10 comments:

drew said...

I have a hard time understanding why you have such a negative attitude towards minivans. Have you ever even been in a Honda Odyssey?

Booli said...

*round of applause for chelle*

nathan and I are going to print this out, laminate it, insert our names, and pass it out to all of our relatives over the holidays.

thanks for articulating so beautifully what Nathan and I have felt for years

Kira said...

I wonder if all those people who keep badgering you about having children are doing so because they are jealous of your lifestyle. Perhaps they realized too late that parenting is not all it's cracked up to be, and they wish they had had the guts to follow their instincts like you did rather than give in to peer pressure. Maybe now they want others to share in the misery. Of course, they can't say any of this, except maybe to their therapists, because it's not socially acceptable to call parenting anything other than the most fulfilling experience of their lives and the best thing they have ever done. So they are left with the option of badgering single people about having children. I kind of almost want to feel sorry for them. Or throw a rock at them, depending on my mood.

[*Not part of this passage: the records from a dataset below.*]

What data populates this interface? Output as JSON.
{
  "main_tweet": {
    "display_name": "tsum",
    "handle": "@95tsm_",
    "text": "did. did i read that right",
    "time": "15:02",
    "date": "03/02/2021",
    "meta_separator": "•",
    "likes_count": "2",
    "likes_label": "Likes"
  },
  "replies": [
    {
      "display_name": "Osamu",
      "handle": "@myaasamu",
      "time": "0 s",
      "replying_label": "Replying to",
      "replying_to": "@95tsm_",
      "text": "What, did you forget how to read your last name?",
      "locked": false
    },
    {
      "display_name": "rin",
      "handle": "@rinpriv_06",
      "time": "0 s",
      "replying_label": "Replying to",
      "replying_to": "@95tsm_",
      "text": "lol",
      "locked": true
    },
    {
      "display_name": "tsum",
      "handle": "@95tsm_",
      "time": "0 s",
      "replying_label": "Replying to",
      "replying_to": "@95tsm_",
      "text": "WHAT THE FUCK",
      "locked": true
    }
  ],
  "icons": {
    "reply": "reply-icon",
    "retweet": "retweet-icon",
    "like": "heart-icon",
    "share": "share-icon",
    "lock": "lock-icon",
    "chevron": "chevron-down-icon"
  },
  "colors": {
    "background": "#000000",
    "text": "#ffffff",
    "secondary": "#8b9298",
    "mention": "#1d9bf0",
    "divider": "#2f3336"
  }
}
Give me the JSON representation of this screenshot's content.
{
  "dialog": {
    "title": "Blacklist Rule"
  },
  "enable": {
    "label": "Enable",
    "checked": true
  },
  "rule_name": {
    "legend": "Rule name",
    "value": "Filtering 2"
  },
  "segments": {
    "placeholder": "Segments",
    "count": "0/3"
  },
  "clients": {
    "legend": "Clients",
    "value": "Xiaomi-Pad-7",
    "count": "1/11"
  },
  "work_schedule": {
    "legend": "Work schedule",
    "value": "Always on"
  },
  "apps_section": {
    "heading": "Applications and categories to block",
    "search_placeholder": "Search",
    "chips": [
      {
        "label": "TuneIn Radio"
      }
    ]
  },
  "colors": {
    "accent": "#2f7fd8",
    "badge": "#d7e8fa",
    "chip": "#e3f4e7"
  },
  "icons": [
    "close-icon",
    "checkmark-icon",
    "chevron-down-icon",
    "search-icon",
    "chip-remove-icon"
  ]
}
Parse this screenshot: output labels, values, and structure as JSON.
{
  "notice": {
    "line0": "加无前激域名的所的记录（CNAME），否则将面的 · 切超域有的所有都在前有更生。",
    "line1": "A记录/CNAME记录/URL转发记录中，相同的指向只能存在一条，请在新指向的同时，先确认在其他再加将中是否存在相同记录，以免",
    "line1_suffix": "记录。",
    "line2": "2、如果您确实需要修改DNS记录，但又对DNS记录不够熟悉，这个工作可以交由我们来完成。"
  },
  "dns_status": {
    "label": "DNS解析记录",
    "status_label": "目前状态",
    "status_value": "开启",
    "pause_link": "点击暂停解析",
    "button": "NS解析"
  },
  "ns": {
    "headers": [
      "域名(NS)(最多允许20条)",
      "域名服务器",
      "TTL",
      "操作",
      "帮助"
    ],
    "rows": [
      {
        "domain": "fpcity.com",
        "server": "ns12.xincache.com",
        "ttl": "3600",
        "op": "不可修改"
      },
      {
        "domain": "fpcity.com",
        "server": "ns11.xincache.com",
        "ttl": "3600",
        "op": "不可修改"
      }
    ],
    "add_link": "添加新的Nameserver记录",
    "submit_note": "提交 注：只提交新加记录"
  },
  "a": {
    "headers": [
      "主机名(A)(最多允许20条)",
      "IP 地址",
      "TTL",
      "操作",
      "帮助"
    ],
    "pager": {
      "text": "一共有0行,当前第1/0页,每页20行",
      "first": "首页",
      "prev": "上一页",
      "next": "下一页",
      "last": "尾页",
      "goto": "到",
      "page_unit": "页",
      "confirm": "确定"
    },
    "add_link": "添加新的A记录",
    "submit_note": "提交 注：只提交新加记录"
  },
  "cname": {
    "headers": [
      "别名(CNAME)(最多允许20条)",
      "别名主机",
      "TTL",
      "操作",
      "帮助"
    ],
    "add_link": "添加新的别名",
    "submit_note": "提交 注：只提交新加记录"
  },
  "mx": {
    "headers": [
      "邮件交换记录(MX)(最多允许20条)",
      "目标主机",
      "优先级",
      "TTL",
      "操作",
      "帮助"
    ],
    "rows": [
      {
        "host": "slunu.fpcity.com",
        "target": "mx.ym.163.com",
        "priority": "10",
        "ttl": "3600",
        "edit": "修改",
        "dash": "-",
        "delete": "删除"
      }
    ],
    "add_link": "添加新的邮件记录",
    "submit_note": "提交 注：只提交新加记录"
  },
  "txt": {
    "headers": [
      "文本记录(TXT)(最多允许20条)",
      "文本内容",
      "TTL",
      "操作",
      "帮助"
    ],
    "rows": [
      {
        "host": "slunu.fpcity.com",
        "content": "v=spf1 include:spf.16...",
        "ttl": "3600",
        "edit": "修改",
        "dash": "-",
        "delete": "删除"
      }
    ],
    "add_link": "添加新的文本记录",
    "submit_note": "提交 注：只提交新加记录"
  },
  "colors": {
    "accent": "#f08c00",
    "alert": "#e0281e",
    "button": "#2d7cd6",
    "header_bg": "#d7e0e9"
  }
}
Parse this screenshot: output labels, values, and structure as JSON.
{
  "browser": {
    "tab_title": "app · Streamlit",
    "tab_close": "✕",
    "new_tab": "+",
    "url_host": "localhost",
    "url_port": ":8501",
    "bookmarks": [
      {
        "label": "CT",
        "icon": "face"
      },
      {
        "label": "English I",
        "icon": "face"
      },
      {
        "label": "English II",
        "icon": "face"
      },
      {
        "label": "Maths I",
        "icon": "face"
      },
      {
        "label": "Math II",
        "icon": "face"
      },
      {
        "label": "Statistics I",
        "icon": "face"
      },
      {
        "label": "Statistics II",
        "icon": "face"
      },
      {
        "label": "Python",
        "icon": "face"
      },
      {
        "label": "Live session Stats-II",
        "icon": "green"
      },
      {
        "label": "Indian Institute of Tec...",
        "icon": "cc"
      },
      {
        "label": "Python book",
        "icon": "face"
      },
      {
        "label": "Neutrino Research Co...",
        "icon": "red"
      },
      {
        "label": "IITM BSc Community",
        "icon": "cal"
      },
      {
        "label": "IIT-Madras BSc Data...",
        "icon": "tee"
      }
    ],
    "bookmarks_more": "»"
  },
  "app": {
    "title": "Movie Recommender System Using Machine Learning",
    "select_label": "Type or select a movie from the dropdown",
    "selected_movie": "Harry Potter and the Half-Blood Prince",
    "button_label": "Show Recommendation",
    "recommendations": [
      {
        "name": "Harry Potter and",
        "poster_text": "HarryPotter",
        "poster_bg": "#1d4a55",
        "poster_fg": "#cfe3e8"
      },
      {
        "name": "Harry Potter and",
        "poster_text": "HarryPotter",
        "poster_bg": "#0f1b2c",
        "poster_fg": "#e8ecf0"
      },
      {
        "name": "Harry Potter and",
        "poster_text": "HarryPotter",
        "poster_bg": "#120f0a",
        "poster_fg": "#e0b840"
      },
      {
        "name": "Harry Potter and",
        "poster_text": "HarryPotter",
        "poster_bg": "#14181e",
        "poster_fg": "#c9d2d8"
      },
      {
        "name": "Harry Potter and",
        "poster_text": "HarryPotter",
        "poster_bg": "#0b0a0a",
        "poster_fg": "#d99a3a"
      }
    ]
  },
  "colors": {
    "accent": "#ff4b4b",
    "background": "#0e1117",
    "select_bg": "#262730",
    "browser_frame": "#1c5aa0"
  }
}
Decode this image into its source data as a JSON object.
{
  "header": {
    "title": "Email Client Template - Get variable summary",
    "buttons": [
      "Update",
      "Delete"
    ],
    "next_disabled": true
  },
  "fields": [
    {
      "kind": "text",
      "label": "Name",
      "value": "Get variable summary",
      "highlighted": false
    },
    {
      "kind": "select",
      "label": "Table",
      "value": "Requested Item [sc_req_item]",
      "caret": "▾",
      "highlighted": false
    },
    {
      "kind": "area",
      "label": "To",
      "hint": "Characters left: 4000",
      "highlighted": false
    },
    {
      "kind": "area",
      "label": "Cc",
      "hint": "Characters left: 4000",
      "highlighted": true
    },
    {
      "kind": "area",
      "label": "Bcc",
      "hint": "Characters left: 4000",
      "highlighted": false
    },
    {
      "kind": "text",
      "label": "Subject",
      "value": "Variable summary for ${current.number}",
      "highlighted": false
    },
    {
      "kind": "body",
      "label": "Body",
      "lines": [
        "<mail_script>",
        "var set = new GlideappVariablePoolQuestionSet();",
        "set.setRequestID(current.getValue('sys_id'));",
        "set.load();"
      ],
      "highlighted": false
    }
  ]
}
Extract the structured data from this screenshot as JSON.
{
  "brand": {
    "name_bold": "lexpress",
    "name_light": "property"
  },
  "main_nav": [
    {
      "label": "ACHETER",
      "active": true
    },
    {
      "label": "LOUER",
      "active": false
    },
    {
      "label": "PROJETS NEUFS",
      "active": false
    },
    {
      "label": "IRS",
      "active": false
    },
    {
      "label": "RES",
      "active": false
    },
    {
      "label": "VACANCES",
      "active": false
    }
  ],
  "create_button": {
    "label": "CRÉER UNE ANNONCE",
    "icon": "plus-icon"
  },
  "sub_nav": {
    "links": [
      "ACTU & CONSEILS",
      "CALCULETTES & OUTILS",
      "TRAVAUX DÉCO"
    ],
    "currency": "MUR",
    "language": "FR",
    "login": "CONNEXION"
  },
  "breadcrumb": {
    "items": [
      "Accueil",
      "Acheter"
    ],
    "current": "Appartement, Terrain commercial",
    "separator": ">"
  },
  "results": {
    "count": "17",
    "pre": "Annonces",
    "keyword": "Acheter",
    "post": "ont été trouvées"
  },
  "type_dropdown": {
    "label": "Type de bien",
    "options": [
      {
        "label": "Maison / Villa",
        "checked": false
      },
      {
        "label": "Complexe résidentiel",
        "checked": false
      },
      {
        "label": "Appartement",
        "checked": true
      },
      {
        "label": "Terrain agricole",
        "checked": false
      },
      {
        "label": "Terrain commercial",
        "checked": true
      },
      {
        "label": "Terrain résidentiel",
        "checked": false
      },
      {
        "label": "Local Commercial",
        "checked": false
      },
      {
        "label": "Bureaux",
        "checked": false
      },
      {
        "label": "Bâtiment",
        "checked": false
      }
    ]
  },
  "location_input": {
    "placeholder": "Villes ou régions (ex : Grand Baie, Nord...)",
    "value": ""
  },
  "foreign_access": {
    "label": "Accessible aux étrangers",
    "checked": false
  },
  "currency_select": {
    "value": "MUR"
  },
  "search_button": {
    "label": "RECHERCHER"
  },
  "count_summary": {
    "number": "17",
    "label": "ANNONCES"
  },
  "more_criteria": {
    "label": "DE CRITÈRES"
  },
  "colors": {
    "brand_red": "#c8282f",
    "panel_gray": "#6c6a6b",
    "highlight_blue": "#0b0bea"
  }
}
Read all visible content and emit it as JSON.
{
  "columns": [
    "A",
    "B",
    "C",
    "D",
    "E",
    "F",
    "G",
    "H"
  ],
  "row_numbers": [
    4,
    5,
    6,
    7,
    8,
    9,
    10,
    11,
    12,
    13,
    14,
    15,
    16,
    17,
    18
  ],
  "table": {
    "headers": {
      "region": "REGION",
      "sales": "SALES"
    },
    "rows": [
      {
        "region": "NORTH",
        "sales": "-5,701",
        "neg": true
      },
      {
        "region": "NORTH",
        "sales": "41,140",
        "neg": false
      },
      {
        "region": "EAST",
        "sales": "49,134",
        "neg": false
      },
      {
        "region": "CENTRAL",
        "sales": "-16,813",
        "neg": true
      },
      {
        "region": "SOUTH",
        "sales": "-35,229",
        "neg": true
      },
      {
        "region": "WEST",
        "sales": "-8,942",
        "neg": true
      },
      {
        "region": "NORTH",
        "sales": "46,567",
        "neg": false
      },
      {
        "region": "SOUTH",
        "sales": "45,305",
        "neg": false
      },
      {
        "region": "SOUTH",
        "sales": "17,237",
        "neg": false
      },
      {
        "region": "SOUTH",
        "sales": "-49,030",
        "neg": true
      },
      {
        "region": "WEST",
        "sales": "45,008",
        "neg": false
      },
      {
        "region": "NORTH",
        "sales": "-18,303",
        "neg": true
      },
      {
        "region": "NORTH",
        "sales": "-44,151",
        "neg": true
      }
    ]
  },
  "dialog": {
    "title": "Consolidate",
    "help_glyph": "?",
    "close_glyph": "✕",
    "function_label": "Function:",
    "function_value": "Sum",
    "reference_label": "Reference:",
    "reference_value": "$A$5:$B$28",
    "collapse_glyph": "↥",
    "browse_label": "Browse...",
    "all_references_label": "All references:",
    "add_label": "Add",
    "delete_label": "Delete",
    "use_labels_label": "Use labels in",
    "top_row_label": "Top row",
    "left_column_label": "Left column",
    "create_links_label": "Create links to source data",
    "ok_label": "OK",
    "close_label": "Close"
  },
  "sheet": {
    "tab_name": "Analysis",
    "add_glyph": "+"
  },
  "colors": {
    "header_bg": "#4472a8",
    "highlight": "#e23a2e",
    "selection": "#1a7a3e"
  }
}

Kira said...

Edit - I meant to say 'badgering childfree people' - not single. BTW - Steve and Emily are having a baby in February. I'm going to be Aunt Kira.

Steve said...

Yo 'Chelle! I am a parent and a pediatric nurse, as you know. I guess I take the point of view that it's nobody else's bloody business as to if you want to have kids or not. I respect you guys for making a well-thought out choice. The choice of being married or having kids is personal as hell, and it is NOT for everybody. We have too many problems in this world because of people bringing children into this world who have no business doing so. And I deal with a lot of them at work. Hang in there.

Diane said...

At about this same time every year, you post on pretty much the same topic. Your posts tend to downplay one important concept - your choice.

You provide many reasons for making the choice that is right for your family, but each year, it seems to be brought on by the same thing - your (extended) family ignoring your wishes and trying to impose their will on you. As much as you verbalize your views to your family each year, what you REALLY need to do is take a baseball bat to their heads and say "if your kids would stop screaming like banshees, you would have heard me say this before - not interested!"

Am I feeling slightly smug today? Yes. My family made it through Thanksgiving without becoming insane mini-mes. Granted, Tasha ate (only) yogurt for dinner, but it was a quiet, polite meal....

Explosive Bombchelle said...

Kira- I can't believe Steve is going to be a Dad! Congratulations on your impending Aunt status and I completely agree with your assessment on those badgering me. As they say, misery loves company!

LousyCook said...

I'm tired of hearing about this issue. Blog something else.

(And you probably didn't know I even read your blog).

Explosive Bombchelle said...

LousyCook, I hardly think that a person preparing for impending fatherhood can comment on the amount I write abou tbeing childfree. Things could be worse, there are whole blogs dedicated to the subject, just as there are whole blogs focused on the "joys" of parenthood.

And I didn't know you read my blog, I read yours too. Very nice photos.

LousyCook said...

Photos? Maybe you're referring to Emily's blog. She's the one with the photo-blog (http://kirkland52.stchur.com).

My blogs are about cooking: http://addwaterandheat.blogspot.com

And Javascript (mostly):
http://blog.stchur.com

Your blog, by the way, is entertaining for me, as I don't think I have ever, in all my life, found someone with whom I so thoroughly disagree on just about every topic in the world!

But that's what makes it fun. ;-)

Printfriendly